2. Credit availability is exceptionally tight, and regulators removed faulty financial products
The housing market is expected to stay strong, mainly due to the current limited credit availability. This is a significant contrast to the situation in 2008, where obtaining loans was considerably more accessible for borrowers.
During that time, several unsafe mortgage products enabled individuals with low credit scores to qualify for loans, but those have since been eliminated from the market. The 30-year fixed mortgage is the primary product, providing a more stable option for borrowers and lenders.
Source: Mortgage Bankers Association
3. Mortgage delinquency rates are low
Overall rates of mortgage delinquency — when a homeowner is late on a required mortgage payment — are also low. This is because lenders aren’t lending to borrowers with low credit scores. They’re only lending to those with a pristine credit score, related to the point above regarding less risky financial products on the market.
This means the quality of the loans is better than before, which directly correlates to default rates.
Source: FRED – Federal Bank of St. Louis
4. Home equity is at an all-time high, which means foreclosures aren’t coming
Homeowners have an incredible amount of home equity compared to 2008, putting them in good financial shape and allowing them to sell their property for a profit. According to CoreLogic’s Home Equity Report, individuals with outstanding mortgages in the United States experienced a 7.3% year-over-year rise in equity during the fourth quarter of 2022.
Data from Yardeni Research shows a record amount of $29.6T of home equity in the U.S.
This accumulated home equity is helping homeowners avert foreclosures. Distressed sales – which is foreclosures and short sales – represented 1% of sales in January, identical to last month and one year ago, according to the NAR.
5. The housing market is starved for inventory
Over the last few years, the increasing demand due to lack of inventory has been one factor driving home price appreciation. Back in 2008, during the housing crisis, many tiny home builders went out of business, and new builds plummeted. New builds started to pick up again, but the global supply chain shortage increased the cost of construction materials like wood and slowed the progress.
New home listings are still low, according to Realtor.com’s March Housing Trends Report, which showed new listings were down about 20% year over year. New listings still lag behind pre-pandemic levels between 2017 and 2019 by almost 30%.
However, we have seen builder sentiment rising.
What needs to happen for prices to plummet
Since the real estate market is starving for inventory, there’s significant pent-up demand. We will unlikely see home price appreciation slow with a single factor like interest rates. Inflation, affordability, interest rates, supply, and other factors will likely need to combine over the year to make home prices drop.
What will happen in 2023?
The housing market sentiment is growing, especially in home equity investments. We’ve seen cautious optimism from institutional REITs adding HEIs to their portfolios.

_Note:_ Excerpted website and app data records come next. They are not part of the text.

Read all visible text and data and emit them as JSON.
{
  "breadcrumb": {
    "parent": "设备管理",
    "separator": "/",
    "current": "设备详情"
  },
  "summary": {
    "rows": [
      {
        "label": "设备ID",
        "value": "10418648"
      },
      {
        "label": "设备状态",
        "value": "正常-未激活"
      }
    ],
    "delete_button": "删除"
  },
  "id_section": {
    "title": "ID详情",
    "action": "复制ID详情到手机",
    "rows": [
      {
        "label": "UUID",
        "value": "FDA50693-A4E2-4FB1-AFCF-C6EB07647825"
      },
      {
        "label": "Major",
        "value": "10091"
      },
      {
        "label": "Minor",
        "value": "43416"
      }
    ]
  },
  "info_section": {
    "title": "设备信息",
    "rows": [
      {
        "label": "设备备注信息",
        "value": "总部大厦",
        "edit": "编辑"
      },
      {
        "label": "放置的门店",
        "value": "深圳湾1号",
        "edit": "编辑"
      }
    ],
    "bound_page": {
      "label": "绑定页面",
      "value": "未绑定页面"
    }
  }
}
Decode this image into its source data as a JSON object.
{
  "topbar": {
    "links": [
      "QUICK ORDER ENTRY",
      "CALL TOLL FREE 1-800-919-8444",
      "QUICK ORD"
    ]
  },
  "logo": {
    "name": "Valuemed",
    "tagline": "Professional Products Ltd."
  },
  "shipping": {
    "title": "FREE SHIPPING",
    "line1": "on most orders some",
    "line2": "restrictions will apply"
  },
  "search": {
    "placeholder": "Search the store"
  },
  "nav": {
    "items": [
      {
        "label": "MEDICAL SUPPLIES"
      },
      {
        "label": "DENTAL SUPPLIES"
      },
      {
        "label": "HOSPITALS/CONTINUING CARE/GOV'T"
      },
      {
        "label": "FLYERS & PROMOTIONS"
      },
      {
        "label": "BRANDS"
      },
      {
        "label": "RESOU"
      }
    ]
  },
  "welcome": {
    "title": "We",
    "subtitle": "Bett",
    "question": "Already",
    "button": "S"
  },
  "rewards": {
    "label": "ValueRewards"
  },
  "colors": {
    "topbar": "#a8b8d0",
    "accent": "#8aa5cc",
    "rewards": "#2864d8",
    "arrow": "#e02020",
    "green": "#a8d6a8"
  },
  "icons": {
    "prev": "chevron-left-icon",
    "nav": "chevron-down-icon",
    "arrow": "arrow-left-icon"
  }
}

We’ll continue to see homeowners accessing their home equity to pay off high-interest debt, start renovation projects, or pad their savings and retirement accounts. We’re seeing homeowners looking to access their built-up home equity to gain financial freedom with no additional monthly payments and no new debt while the housing market remains hotter than normal.
Michael Gifford is the CEO and co-founder of Splitero and a career real estate expert who witnessed firsthand the lack of resources available to homeowners when they most need to access the value trapped in their home equity. Splitero is a financial technology company that provides homeowners better options to access home equity. By giving a lump-sum of cash in exchange for a share of their home’s appreciation, Splitero helps homeowners easily access their equity without income or credit score requirements. Founded by real estate veterans, Splitero has secured more than $1 billion in total financing to help homeowners access their equity.